Data items
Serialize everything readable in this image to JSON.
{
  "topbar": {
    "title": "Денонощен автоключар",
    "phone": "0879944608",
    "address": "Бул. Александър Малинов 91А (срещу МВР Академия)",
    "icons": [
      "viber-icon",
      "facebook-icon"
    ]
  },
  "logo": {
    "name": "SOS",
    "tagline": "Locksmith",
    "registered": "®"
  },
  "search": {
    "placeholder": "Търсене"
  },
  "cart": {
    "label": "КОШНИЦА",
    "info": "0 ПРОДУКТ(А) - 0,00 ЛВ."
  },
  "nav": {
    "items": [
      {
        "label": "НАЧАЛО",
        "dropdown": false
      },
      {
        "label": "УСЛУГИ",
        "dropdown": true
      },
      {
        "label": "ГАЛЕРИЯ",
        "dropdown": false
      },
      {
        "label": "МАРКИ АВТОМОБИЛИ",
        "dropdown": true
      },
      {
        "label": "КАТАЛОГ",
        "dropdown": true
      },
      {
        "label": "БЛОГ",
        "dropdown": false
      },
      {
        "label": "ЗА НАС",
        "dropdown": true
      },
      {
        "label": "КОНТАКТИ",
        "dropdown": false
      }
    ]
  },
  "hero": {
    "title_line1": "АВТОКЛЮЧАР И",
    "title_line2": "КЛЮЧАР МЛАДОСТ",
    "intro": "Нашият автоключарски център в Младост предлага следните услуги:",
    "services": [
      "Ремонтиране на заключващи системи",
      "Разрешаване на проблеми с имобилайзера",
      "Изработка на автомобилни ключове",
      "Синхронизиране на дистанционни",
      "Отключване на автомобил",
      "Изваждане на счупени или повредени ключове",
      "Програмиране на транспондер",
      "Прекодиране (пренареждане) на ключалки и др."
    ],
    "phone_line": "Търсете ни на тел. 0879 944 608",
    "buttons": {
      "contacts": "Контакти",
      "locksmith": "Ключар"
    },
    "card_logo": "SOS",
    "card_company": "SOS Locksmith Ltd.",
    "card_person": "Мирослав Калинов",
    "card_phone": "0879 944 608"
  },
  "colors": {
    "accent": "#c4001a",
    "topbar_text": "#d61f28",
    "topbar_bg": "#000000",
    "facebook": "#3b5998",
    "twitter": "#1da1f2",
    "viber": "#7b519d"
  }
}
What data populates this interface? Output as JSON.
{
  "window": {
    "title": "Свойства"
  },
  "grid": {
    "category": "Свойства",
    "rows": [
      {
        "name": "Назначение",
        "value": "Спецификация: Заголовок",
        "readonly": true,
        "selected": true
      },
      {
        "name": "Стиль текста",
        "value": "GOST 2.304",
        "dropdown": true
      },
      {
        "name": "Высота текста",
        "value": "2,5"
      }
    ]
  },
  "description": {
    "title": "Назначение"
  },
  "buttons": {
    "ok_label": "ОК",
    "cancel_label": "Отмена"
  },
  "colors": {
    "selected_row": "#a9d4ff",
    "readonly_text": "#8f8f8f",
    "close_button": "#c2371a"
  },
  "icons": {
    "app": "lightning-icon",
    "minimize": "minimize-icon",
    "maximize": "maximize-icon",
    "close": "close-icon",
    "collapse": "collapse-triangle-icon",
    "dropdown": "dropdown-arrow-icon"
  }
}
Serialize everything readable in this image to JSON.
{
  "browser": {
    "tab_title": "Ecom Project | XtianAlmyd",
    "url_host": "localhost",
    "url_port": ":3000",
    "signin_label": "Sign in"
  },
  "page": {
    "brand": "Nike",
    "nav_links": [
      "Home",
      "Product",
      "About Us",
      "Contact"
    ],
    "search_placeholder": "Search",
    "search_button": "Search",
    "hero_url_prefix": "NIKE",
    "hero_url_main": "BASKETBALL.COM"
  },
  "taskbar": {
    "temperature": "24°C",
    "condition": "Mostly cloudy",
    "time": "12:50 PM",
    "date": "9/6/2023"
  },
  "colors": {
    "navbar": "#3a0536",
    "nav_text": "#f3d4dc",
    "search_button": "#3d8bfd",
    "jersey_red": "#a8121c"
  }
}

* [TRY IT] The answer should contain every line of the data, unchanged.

* [EXERCISE RESPONSE]
Serialize everything readable in this image to JSON.
{
  "topbar": {
    "title": "Денонощен автоключар",
    "phone": "0879944608",
    "address": "Бул. Александър Малинов 91А (срещу МВР Академия)",
    "icons": [
      "viber-icon",
      "facebook-icon"
    ]
  },
  "logo": {
    "name": "SOS",
    "tagline": "Locksmith",
    "registered": "®"
  },
  "search": {
    "placeholder": "Търсене"
  },
  "cart": {
    "label": "КОШНИЦА",
    "info": "0 ПРОДУКТ(А) - 0,00 ЛВ."
  },
  "nav": {
    "items": [
      {
        "label": "НАЧАЛО",
        "dropdown": false
      },
      {
        "label": "УСЛУГИ",
        "dropdown": true
      },
      {
        "label": "ГАЛЕРИЯ",
        "dropdown": false
      },
      {
        "label": "МАРКИ АВТОМОБИЛИ",
        "dropdown": true
      },
      {
        "label": "КАТАЛОГ",
        "dropdown": true
      },
      {
        "label": "БЛОГ",
        "dropdown": false
      },
      {
        "label": "ЗА НАС",
        "dropdown": true
      },
      {
        "label": "КОНТАКТИ",
        "dropdown": false
      }
    ]
  },
  "hero": {
    "title_line1": "АВТОКЛЮЧАР И",
    "title_line2": "КЛЮЧАР МЛАДОСТ",
    "intro": "Нашият автоключарски център в Младост предлага следните услуги:",
    "services": [
      "Ремонтиране на заключващи системи",
      "Разрешаване на проблеми с имобилайзера",
      "Изработка на автомобилни ключове",
      "Синхронизиране на дистанционни",
      "Отключване на автомобил",
      "Изваждане на счупени или повредени ключове",
      "Програмиране на транспондер",
      "Прекодиране (пренареждане) на ключалки и др."
    ],
    "phone_line": "Търсете ни на тел. 0879 944 608",
    "buttons": {
      "contacts": "Контакти",
      "locksmith": "Ключар"
    },
    "card_logo": "SOS",
    "card_company": "SOS Locksmith Ltd.",
    "card_person": "Мирослав Калинов",
    "card_phone": "0879 944 608"
  },
  "colors": {
    "accent": "#c4001a",
    "topbar_text": "#d61f28",
    "topbar_bg": "#000000",
    "facebook": "#3b5998",
    "twitter": "#1da1f2",
    "viber": "#7b519d"
  }
}
What data populates this interface? Output as JSON.
{
  "window": {
    "title": "Свойства"
  },
  "grid": {
    "category": "Свойства",
    "rows": [
      {
        "name": "Назначение",
        "value": "Спецификация: Заголовок",
        "readonly": true,
        "selected": true
      },
      {
        "name": "Стиль текста",
        "value": "GOST 2.304",
        "dropdown": true
      },
      {
        "name": "Высота текста",
        "value": "2,5"
      }
    ]
  },
  "description": {
    "title": "Назначение"
  },
  "buttons": {
    "ok_label": "ОК",
    "cancel_label": "Отмена"
  },
  "colors": {
    "selected_row": "#a9d4ff",
    "readonly_text": "#8f8f8f",
    "close_button": "#c2371a"
  },
  "icons": {
    "app": "lightning-icon",
    "minimize": "minimize-icon",
    "maximize": "maximize-icon",
    "close": "close-icon",
    "collapse": "collapse-triangle-icon",
    "dropdown": "dropdown-arrow-icon"
  }
}
Serialize everything readable in this image to JSON.
{
  "browser": {
    "tab_title": "Ecom Project | XtianAlmyd",
    "url_host": "localhost",
    "url_port": ":3000",
    "signin_label": "Sign in"
  },
  "page": {
    "brand": "Nike",
    "nav_links": [
      "Home",
      "Product",
      "About Us",
      "Contact"
    ],
    "search_placeholder": "Search",
    "search_button": "Search",
    "hero_url_prefix": "NIKE",
    "hero_url_main": "BASKETBALL.COM"
  },
  "taskbar": {
    "temperature": "24°C",
    "condition": "Mostly cloudy",
    "time": "12:50 PM",
    "date": "9/6/2023"
  },
  "colors": {
    "navbar": "#3a0536",
    "nav_text": "#f3d4dc",
    "search_button": "#3d8bfd",
    "jersey_red": "#a8121c"
  }
}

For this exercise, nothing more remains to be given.